Police Scotland’s controversial use of stop and search does nothing to combat crime and is destroying community confidence in the force, it has been claimed.
A damning new report by police watchdog HM Inspectorate of Constabulary Scotland (HMICS) says it has no faith in Police Scotland’s own figures on the number of searches carried out and warns the policy of using consensual “non-statuory” searches has no effect on crime rates anyway.
Meanwhile, in a speech given to mark the second anniversary of the formation of Police Scotland, the chairman of the Scottish Police Federation, also launched his own broadside against the tactic.
HMICS said clear guidelines must be introduced on when officers can use stop and search.
HM Inspector of Constabulary Derek Penman said: “Due to the lack of guidance and processes, we do not have confidence in the stop and search data currently held by Police Scotland.
“It should not be relied upon to make informed decisions about future policy and practice in Scotland until an accurate baseline has been established.”
He added: “We have recommended a move towards legislative stop and search which, combined with improvements in recording practices, training, supervision and audit, should give communities across Scotland more confidence in the use of stop and search.
“We believe the development of a statutory Code of Practice would establish clearly understood principles and safeguards for the public and would be particularly beneficial in providing clear and transparent guidance on the conduct of searches.”
HMICS found that 70% of searches recorded in Scotland are consensual but there are substantial variations across the country, with the practice ”embedded” in some divisions.
The report says Police Scotland conducted 83 consensual searches of children aged 11 or under between June 23 and December 31 last year, after the policy was supposedly scrapped.
“The communication of the change in policy to cease searching children aged 11 or under could have been more effective,” it concludes.
It also calls for stop and search to be removed as a key performance indicator for Police Scotland, noting that officers still thought volume targets exist.
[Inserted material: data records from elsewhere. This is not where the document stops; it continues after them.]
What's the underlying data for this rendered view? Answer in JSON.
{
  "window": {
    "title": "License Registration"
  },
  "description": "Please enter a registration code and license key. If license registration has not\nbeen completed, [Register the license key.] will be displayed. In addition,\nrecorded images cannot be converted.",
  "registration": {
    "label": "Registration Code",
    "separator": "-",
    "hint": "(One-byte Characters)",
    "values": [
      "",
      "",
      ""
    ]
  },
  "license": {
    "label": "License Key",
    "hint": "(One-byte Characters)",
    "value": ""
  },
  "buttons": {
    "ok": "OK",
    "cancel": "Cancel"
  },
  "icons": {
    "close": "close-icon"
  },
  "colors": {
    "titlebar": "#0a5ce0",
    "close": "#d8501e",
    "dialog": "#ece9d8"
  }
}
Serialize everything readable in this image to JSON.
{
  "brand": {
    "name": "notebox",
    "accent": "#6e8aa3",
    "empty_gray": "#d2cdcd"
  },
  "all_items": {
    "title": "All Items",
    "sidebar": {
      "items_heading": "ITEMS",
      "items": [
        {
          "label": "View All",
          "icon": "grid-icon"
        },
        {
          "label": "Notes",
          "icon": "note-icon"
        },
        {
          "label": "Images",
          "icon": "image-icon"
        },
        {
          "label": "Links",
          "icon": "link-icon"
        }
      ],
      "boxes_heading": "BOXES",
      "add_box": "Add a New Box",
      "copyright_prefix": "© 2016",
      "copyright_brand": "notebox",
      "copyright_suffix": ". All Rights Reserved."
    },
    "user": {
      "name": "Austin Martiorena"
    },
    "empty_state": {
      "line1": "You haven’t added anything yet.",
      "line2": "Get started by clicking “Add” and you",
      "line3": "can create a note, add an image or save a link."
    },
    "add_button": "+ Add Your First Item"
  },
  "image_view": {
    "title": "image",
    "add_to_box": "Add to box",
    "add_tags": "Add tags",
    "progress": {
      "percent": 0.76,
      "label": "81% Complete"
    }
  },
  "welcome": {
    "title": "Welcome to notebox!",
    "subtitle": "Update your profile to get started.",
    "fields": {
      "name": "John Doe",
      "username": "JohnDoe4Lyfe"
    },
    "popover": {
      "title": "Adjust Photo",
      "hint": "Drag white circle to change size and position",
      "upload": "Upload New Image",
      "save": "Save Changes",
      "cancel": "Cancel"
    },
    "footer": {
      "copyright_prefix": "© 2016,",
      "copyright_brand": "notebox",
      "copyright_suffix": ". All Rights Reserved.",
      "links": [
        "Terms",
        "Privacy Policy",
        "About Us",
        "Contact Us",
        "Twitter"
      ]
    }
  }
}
Among the report’s 23 recommendations is a call for Police Scotland to consider implementing a policy of a “general presumption” among officers that stop-and-search encounters should be legislative.
The report, published on Tuesday, also calls for guidelines to be developed for staff on what constitutes a stop and search and how they should be recorded and counted.
The force should also record seizures of alcohol separately on the national stop-and-search database to avoid artificially increasing the figures, the report said.
The Scottish Police Federation, which represents rank-and-file bobbies, also criticised the way stop and search has been used since the formation of Police Scotland.
Speaking on Tuesday morning, SPF chairman Brian Docherty said: “We simply cannot and should not seek to search, charge, arrest or criminalise our way out of a problem. That approach may well give impressive numbers but will destroy community confidence and consent.”
But Mr Docherty admitted there are times when searches are necessary.
He said: “Whether we like it or not, Scotland is a violent country. Scotland has a knife and offensive weapon problem and coupled with drug and alcohol abuse it leads to serious injuries and deaths.”
First Minister Nicola Sturgeon gave her backing to beleaguered Police Scotland chief constable Sir Stephen House in February due to the ongoing controversy over stop and search.
Police were heavily criticised for stopping and searching children, losing data relating to stop and search and attempting to influence a PhD student’s research into stop and search.
It also emerged this month that Police Scotland have been storing the phone numbers of people they stop and search.
Police Scotland is conducting a review of stop-and-search practices and the requirement for consensual searches.